What Was the World Population in 1962
What Was the World Population in 1962?
In 1962, the world population reached a significant milestone by surpassing the three billion mark. It was a time of rapid population growth, with the world adding approximately 2 billion people in just over four decades. The year 1962 marked a turning point in human history, as the population had doubled since the early 1920s. This article explores the world population in 1962, its implications, and provides answers to frequently asked questions related to this topic.
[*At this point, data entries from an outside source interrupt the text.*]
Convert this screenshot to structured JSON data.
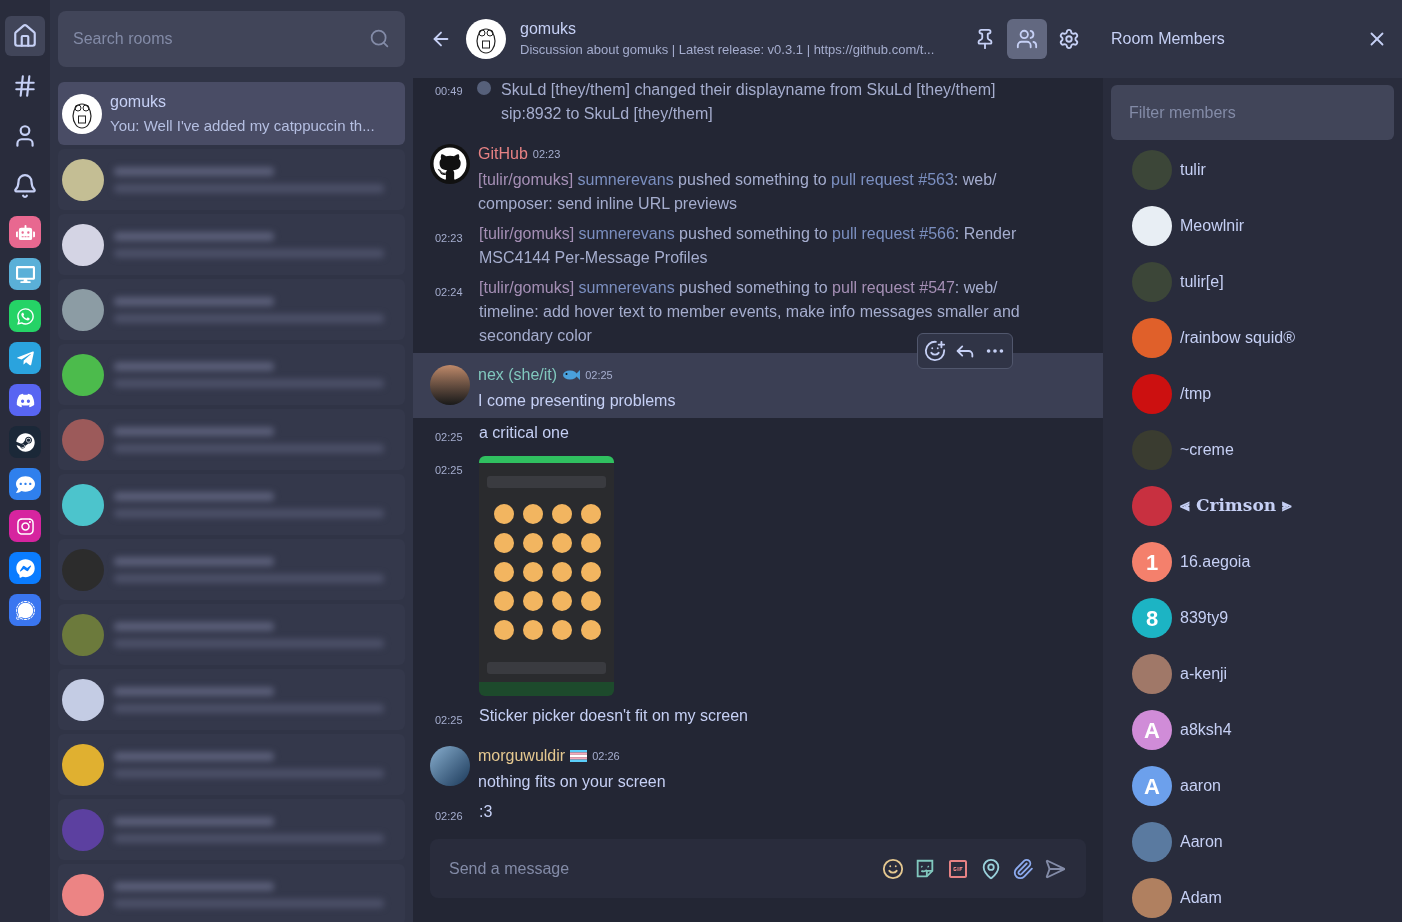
{
  "rail": [
    {
      "kind": "nav",
      "selected": true
    },
    {
      "kind": "nav",
      "selected": false
    },
    {
      "kind": "nav",
      "selected": false
    },
    {
      "kind": "nav",
      "selected": false
    },
    {
      "kind": "app",
      "selected": false,
      "color": "#e86890"
    },
    {
      "kind": "app",
      "selected": false,
      "color": "#5ab0d8"
    },
    {
      "kind": "app",
      "selected": false,
      "color": "#25d366"
    },
    {
      "kind": "app",
      "selected": false,
      "color": "#2aa3de"
    },
    {
      "kind": "app",
      "selected": false,
      "color": "#5865f2"
    },
    {
      "kind": "app",
      "selected": false,
      "color": "#1b2838"
    },
    {
      "kind": "app",
      "selected": false,
      "color": "#2f80ed"
    },
    {
      "kind": "app",
      "selected": false,
      "color": "#d6249f"
    },
    {
      "kind": "app",
      "selected": false,
      "color": "#0a7cff"
    },
    {
      "kind": "app",
      "selected": false,
      "color": "#3a76f0"
    }
  ],
  "room_search": {
    "placeholder": "Search rooms"
  },
  "rooms": [
    {
      "kind": "room",
      "name": "gomuks",
      "preview": "You: Well I've added my catppuccin th...",
      "selected": true
    },
    {
      "kind": "blurred",
      "color": "#c4be94",
      "selected": false
    },
    {
      "kind": "blurred",
      "color": "#d4d4e4",
      "selected": false
    },
    {
      "kind": "blurred",
      "color": "#8c9ca4",
      "selected": false
    },
    {
      "kind": "blurred",
      "color": "#4cbb4c",
      "selected": false
    },
    {
      "kind": "blurred",
      "color": "#9c5a5a",
      "selected": false
    },
    {
      "kind": "blurred",
      "color": "#4cc4cc",
      "selected": false
    },
    {
      "kind": "blurred",
      "color": "#2c2c2c",
      "selected": false
    },
    {
      "kind": "blurred",
      "color": "#6c7a3c",
      "selected": false
    },
    {
      "kind": "blurred",
      "color": "#c4cce4",
      "selected": false
    },
    {
      "kind": "blurred",
      "color": "#e0b030",
      "selected": false
    },
    {
      "kind": "blurred",
      "color": "#5c40a0",
      "selected": false
    },
    {
      "kind": "blurred",
      "color": "#ec8484",
      "selected": false
    }
  ],
  "room_header": {
    "name": "gomuks",
    "topic": "Discussion about gomuks | Latest release: v0.3.1 | https://github.com/t...",
    "actions": [
      {
        "selected": false
      },
      {
        "selected": true
      },
      {
        "selected": false
      }
    ]
  },
  "timeline": [
    {
      "kind": "event",
      "time": "00:49",
      "text": "SkuLd [they/them] changed their displayname from SkuLd [they/them] sip:8932 to SkuLd [they/them]"
    },
    {
      "kind": "group",
      "sender": "GitHub",
      "color": "#e78284",
      "time": "02:23",
      "hovered": false,
      "messages": [
        {
          "kind": "rich",
          "segments": [
            {
              "kind": "repo",
              "text": "[tulir/gomuks]"
            },
            {
              "kind": "user",
              "text": "sumnerevans"
            },
            {
              "kind": "plain",
              "text": " pushed something to "
            },
            {
              "kind": "link",
              "text": "pull request #563"
            },
            {
              "kind": "plain",
              "text": ": web/ composer: send inline URL previews"
            }
          ]
        },
        {
          "time": "02:23",
          "kind": "rich",
          "segments": [
            {
              "kind": "repo",
              "text": "[tulir/gomuks]"
            },
            {
              "kind": "user",
              "text": "sumnerevans"
            },
            {
              "kind": "plain",
              "text": " pushed something to "
            },
            {
              "kind": "link",
              "text": "pull request #566"
            },
            {
              "kind": "plain",
              "text": ": Render MSC4144 Per-Message Profiles"
            }
          ]
        },
        {
          "time": "02:24",
          "kind": "rich",
          "segments": [
            {
              "kind": "repo",
              "text": "[tulir/gomuks]"
            },
            {
              "kind": "user",
              "text": "sumnerevans"
            },
            {
              "kind": "plain",
              "text": " pushed something to "
            },
            {
              "kind": "visited",
              "text": "pull request #547"
            },
            {
              "kind": "plain",
              "text": ": web/ timeline: add hover text to member events, make info messages smaller and secondary color"
            }
          ]
        }
      ]
    },
    {
      "kind": "group",
      "sender": "nex (she/it)",
      "color": "#81c8be",
      "time": "02:25",
      "hovered": true,
      "messages": [
        {
          "kind": "text",
          "text": "I come presenting problems"
        }
      ]
    },
    {
      "kind": "continuation",
      "messages": [
        {
          "time": "02:25",
          "kind": "text",
          "text": "a critical one"
        },
        {
          "time": "02:25",
          "kind": "image"
        },
        {
          "time": "02:25",
          "kind": "text",
          "text": "Sticker picker doesn't fit on my screen"
        }
      ]
    },
    {
      "kind": "group",
      "sender": "morguwuldir",
      "color": "#e5c890",
      "time": "02:26",
      "hovered": false,
      "messages": [
        {
          "kind": "text",
          "text": "nothing fits on your screen"
        },
        {
          "time": "02:26",
          "kind": "text",
          "text": ":3"
        }
      ]
    }
  ],
  "composer": {
    "placeholder": "Send a message"
  },
  "members_panel": {
    "title": "Room Members",
    "filter": {
      "placeholder": "Filter members"
    },
    "members": [
      {
        "name": "tulir",
        "fancy": false,
        "avatar": {
          "kind": "photo",
          "color": "#3c4638"
        }
      },
      {
        "name": "Meowlnir",
        "fancy": false,
        "avatar": {
          "kind": "photo",
          "color": "#e8eef4"
        }
      },
      {
        "name": "tulir[e]",
        "fancy": false,
        "avatar": {
          "kind": "photo",
          "color": "#3c4638"
        }
      },
      {
        "name": "/rainbow squid®",
        "fancy": false,
        "avatar": {
          "kind": "photo",
          "color": "#e0602a"
        }
      },
      {
        "name": "/tmp",
        "fancy": false,
        "avatar": {
          "kind": "photo",
          "color": "#cc1010"
        }
      },
      {
        "name": "~creme",
        "fancy": false,
        "avatar": {
          "kind": "photo",
          "color": "#3a3c30"
        }
      },
      {
        "name": "⫷ Crimson ⫸",
        "fancy": true,
        "avatar": {
          "kind": "photo",
          "color": "#c83040"
        }
      },
      {
        "name": "16.aegoia",
        "fancy": false,
        "avatar": {
          "kind": "letter",
          "letter": "1",
          "color": "#f4806c"
        }
      },
      {
        "name": "839ty9",
        "fancy": false,
        "avatar": {
          "kind": "letter",
          "letter": "8",
          "color": "#1cb4c4"
        }
      },
      {
        "name": "a-kenji",
        "fancy": false,
        "avatar": {
          "kind": "photo",
          "color": "#a07868"
        }
      },
      {
        "name": "a8ksh4",
        "fancy": false,
        "avatar": {
          "kind": "letter",
          "letter": "A",
          "color": "#d08cd8"
        }
      },
      {
        "name": "aaron",
        "fancy": false,
        "avatar": {
          "kind": "letter",
          "letter": "A",
          "color": "#6ca0ec"
        }
      },
      {
        "name": "Aaron",
        "fancy": false,
        "avatar": {
          "kind": "photo",
          "color": "#5a7aa0"
        }
      },
      {
        "name": "Adam",
        "fancy": false,
        "avatar": {
          "kind": "photo",
          "color": "#b08060"
        }
      }
    ]
  }
}
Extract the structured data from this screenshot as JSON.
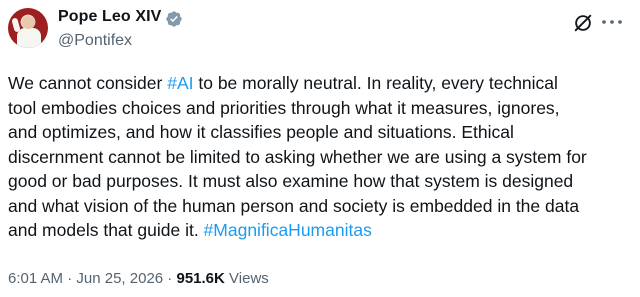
{
  "author": {
    "display_name": "Pope Leo XIV",
    "handle": "@Pontifex",
    "verified_color": "#829aab"
  },
  "icons": {
    "verified": "verified-badge-icon",
    "grok": "grok-icon",
    "more": "more-options-icon"
  },
  "tweet": {
    "lines": [
      {
        "pre": "We cannot consider ",
        "tag": "#AI",
        "post": " to be morally neutral. In reality, every technical"
      },
      {
        "pre": "tool embodies choices and priorities through what it measures, ignores,"
      },
      {
        "pre": "and optimizes, and how it classifies people and situations. Ethical"
      },
      {
        "pre": "discernment cannot be limited to asking whether we are using a system for"
      },
      {
        "pre": "good or bad purposes. It must also examine how that system is designed"
      },
      {
        "pre": "and what vision of the human person and society is embedded in the data"
      },
      {
        "pre": "and models that guide it. ",
        "tag": "#MagnificaHumanitas"
      }
    ],
    "link_color": "#1d9bf0"
  },
  "meta": {
    "time": "6:01 AM",
    "separator": " · ",
    "date": "Jun 25, 2026",
    "views_count": "951.6K",
    "views_label": "Views"
  }
}
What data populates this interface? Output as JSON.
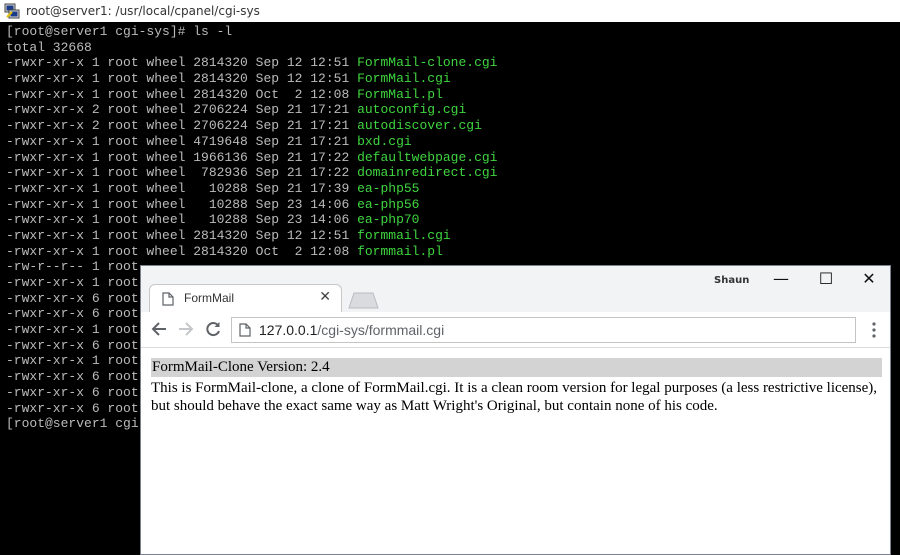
{
  "terminal": {
    "title": "root@server1: /usr/local/cpanel/cgi-sys",
    "lines": [
      {
        "meta": "[root@server1 cgi-sys]# ls -l",
        "name": ""
      },
      {
        "meta": "total 32668",
        "name": ""
      },
      {
        "meta": "-rwxr-xr-x 1 root wheel 2814320 Sep 12 12:51 ",
        "name": "FormMail-clone.cgi"
      },
      {
        "meta": "-rwxr-xr-x 1 root wheel 2814320 Sep 12 12:51 ",
        "name": "FormMail.cgi"
      },
      {
        "meta": "-rwxr-xr-x 1 root wheel 2814320 Oct  2 12:08 ",
        "name": "FormMail.pl"
      },
      {
        "meta": "-rwxr-xr-x 2 root wheel 2706224 Sep 21 17:21 ",
        "name": "autoconfig.cgi"
      },
      {
        "meta": "-rwxr-xr-x 2 root wheel 2706224 Sep 21 17:21 ",
        "name": "autodiscover.cgi"
      },
      {
        "meta": "-rwxr-xr-x 1 root wheel 4719648 Sep 21 17:21 ",
        "name": "bxd.cgi"
      },
      {
        "meta": "-rwxr-xr-x 1 root wheel 1966136 Sep 21 17:22 ",
        "name": "defaultwebpage.cgi"
      },
      {
        "meta": "-rwxr-xr-x 1 root wheel  782936 Sep 21 17:22 ",
        "name": "domainredirect.cgi"
      },
      {
        "meta": "-rwxr-xr-x 1 root wheel   10288 Sep 21 17:39 ",
        "name": "ea-php55"
      },
      {
        "meta": "-rwxr-xr-x 1 root wheel   10288 Sep 23 14:06 ",
        "name": "ea-php56"
      },
      {
        "meta": "-rwxr-xr-x 1 root wheel   10288 Sep 23 14:06 ",
        "name": "ea-php70"
      },
      {
        "meta": "-rwxr-xr-x 1 root wheel 2814320 Sep 12 12:51 ",
        "name": "formmail.cgi"
      },
      {
        "meta": "-rwxr-xr-x 1 root wheel 2814320 Oct  2 12:08 ",
        "name": "formmail.pl"
      },
      {
        "meta": "-rw-r--r-- 1 root",
        "name": ""
      },
      {
        "meta": "-rwxr-xr-x 1 root",
        "name": ""
      },
      {
        "meta": "-rwxr-xr-x 6 root",
        "name": ""
      },
      {
        "meta": "-rwxr-xr-x 6 root",
        "name": ""
      },
      {
        "meta": "-rwxr-xr-x 1 root",
        "name": ""
      },
      {
        "meta": "-rwxr-xr-x 6 root",
        "name": ""
      },
      {
        "meta": "-rwxr-xr-x 1 root",
        "name": ""
      },
      {
        "meta": "-rwxr-xr-x 6 root",
        "name": ""
      },
      {
        "meta": "-rwxr-xr-x 6 root",
        "name": ""
      },
      {
        "meta": "-rwxr-xr-x 6 root",
        "name": ""
      },
      {
        "meta": "[root@server1 cgi",
        "name": ""
      }
    ],
    "text_color": "#bbbbbb",
    "filename_color": "#3fd53f"
  },
  "browser": {
    "tab_title": "FormMail",
    "profile_name": "Shaun",
    "url_host": "127.0.0.1",
    "url_path": "/cgi-sys/formmail.cgi",
    "icons": {
      "tab": "page-icon",
      "tab_close": "close-icon",
      "back": "arrow-left-icon",
      "forward": "arrow-right-icon",
      "reload": "reload-icon",
      "menu": "kebab-menu-icon",
      "minimize": "minimize-icon",
      "maximize": "maximize-icon",
      "close": "close-icon"
    },
    "page": {
      "heading": "FormMail-Clone Version: 2.4",
      "description": "This is FormMail-clone, a clone of FormMail.cgi. It is a clean room version for legal purposes (a less restrictive license), but should behave the exact same way as Matt Wright's Original, but contain none of his code."
    }
  }
}
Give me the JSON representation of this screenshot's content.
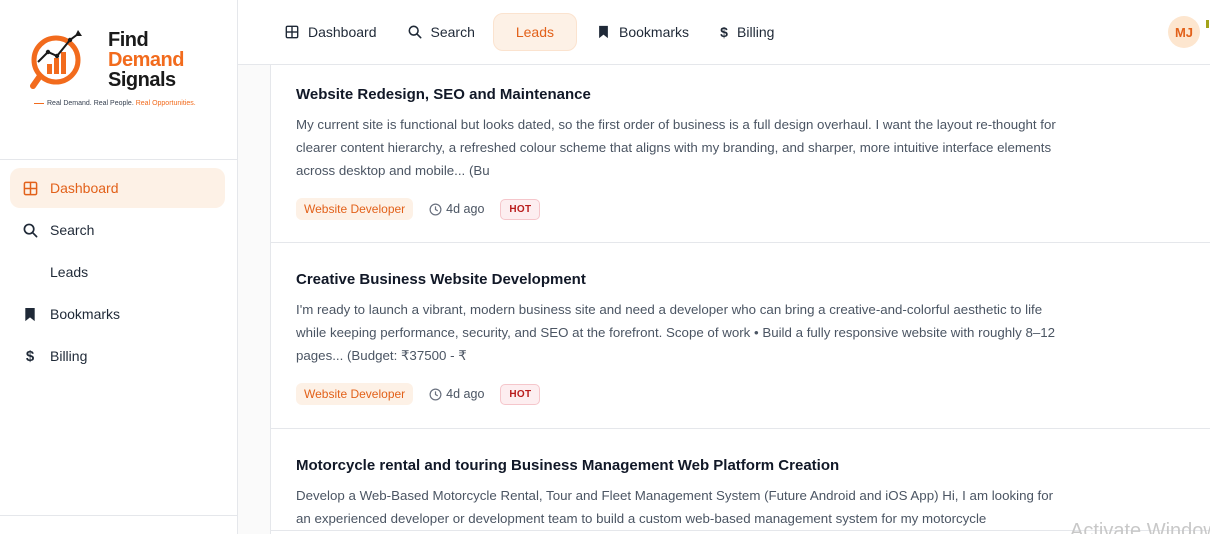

The world population in 1962 was estimated to be around 3.17 billion people. This marked an increase of over 1 billion people compared to just ten years earlier. The population growth was predominantly driven by advancements in healthcare, improved living conditions, and a decline in infant mortality rates. Additionally, the baby boom following the end of World War II contributed significantly to this surge in population.
It is important to note that the population distribution across regions was not uniform. Asia was the most populous continent, accounting for almost 60% of the global population. Europe and North America followed, with approximately 16% and 7% of the world population, respectively. Africa, South America, and Oceania accounted for smaller percentages, with 8%, 6%, and 2% of the global population, respectively.
Frequently Asked Questions (FAQs):
1. What factors contributed to the rapid population growth in 1962?
Advancements in healthcare, improved living conditions, and the baby boom following World War II were the main contributors.
2. How does the population in 1962 compare to today’s population?
In 1962, the world population was around 3.17 billion, whereas today it exceeds 7.9 billion.
3. Which country had the highest population in 1962?
China was the most populous country in 1962, with an estimated population of over 660 million.
4. Was overpopulation a concern in 1962?
Although population growth was a cause for concern, the concept of overpopulation had not gained significant attention at that time.
5. How did population growth impact the environment in 1962?
Rapid population growth led to increased resource consumption, deforestation, and pollution, putting pressure on the environment.
6. Were there any efforts to control population growth in 1962?
Family planning programs and campaigns promoting smaller families were initiated in some countries, but they were not widespread.
7. Was there a difference in population growth rates between developed and developing countries in 1962?
Developing countries experienced higher population growth rates compared to developed countries, mainly due to differences in birth rates.
8. How did population growth impact urbanization in 1962?
Population growth led to increased urbanization, with cities struggling to accommodate the influx of people.
9. What was the life expectancy in 1962?
The global average life expectancy in 1962 was around 52 years.
10. How did the population in 1962 impact food production?
The growing population posed challenges to food production, leading to increased efforts to improve agricultural practices.
11. Did the population in 1962 influence economic growth?
The growing population presented both opportunities and challenges for economic growth, as it increased the labor force but also strained resources and infrastructure.
In conclusion, the world population in 1962 stood at approximately 3.17 billion people. This marked a significant milestone in human history, with the population doubling since the early 1920s. Factors such as advancements in healthcare, improved living conditions, and the baby boom following World War II contributed to this rapid growth. Understanding the world population in 1962 provides valuable insights into the challenges and opportunities that arose during this era and serves as a reminder of the importance of sustainable population management in the present day.